__TASK BRIEF__: Below are the entries; return every line among them that holds the word "more".

[App and web page records]
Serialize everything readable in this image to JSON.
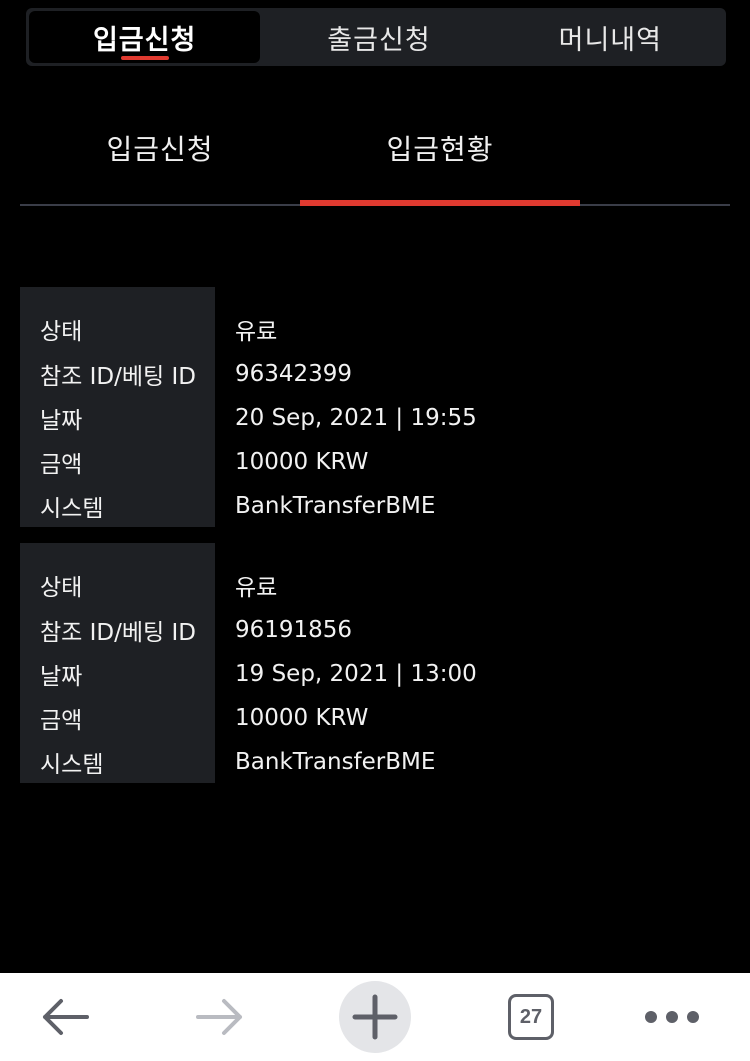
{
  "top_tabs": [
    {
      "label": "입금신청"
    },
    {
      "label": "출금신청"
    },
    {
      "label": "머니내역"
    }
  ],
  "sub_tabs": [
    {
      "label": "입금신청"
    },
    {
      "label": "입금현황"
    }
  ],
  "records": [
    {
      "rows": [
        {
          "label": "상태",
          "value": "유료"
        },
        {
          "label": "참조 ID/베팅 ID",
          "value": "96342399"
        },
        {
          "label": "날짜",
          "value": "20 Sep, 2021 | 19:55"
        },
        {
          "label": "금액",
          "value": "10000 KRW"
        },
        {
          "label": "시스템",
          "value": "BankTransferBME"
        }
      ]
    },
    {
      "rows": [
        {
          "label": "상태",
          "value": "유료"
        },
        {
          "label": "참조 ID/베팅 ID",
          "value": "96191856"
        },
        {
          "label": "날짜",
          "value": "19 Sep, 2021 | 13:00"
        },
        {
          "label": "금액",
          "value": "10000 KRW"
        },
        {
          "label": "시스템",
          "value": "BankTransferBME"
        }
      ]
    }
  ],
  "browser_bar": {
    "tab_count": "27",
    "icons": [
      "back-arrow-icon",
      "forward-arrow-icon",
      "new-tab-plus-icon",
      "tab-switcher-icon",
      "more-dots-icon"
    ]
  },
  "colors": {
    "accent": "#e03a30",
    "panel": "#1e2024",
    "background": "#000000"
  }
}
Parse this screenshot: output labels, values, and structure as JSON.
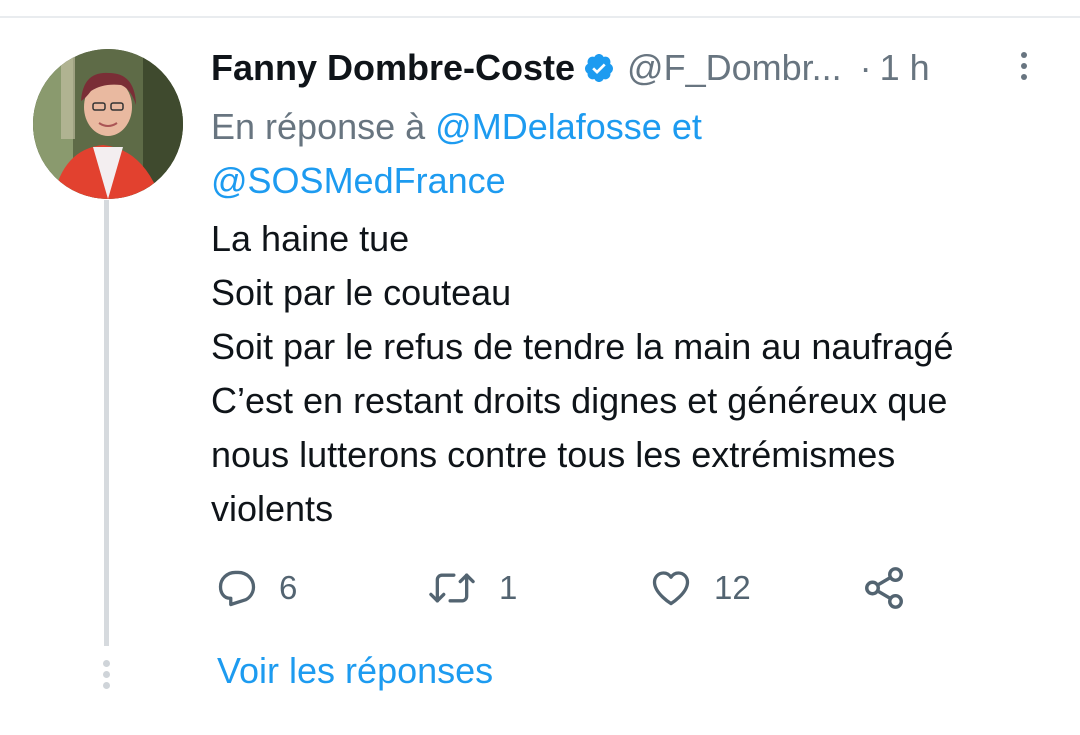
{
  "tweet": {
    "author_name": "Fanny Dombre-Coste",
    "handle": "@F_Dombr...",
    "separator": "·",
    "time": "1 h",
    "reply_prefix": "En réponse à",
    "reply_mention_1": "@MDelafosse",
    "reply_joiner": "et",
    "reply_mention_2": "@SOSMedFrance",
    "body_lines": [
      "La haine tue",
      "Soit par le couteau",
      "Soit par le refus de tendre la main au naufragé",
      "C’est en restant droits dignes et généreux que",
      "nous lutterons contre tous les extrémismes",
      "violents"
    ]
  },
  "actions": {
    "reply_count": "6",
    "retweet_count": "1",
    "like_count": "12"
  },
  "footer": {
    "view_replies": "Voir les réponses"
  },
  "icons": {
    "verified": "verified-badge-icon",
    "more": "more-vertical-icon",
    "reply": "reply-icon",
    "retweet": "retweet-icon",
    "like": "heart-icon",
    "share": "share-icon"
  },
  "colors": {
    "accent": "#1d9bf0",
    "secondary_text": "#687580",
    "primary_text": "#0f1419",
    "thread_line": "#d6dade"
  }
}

__WRITTEN RESPONSE__:
      "more-dots-icon"
    "more": "more-vertical-icon",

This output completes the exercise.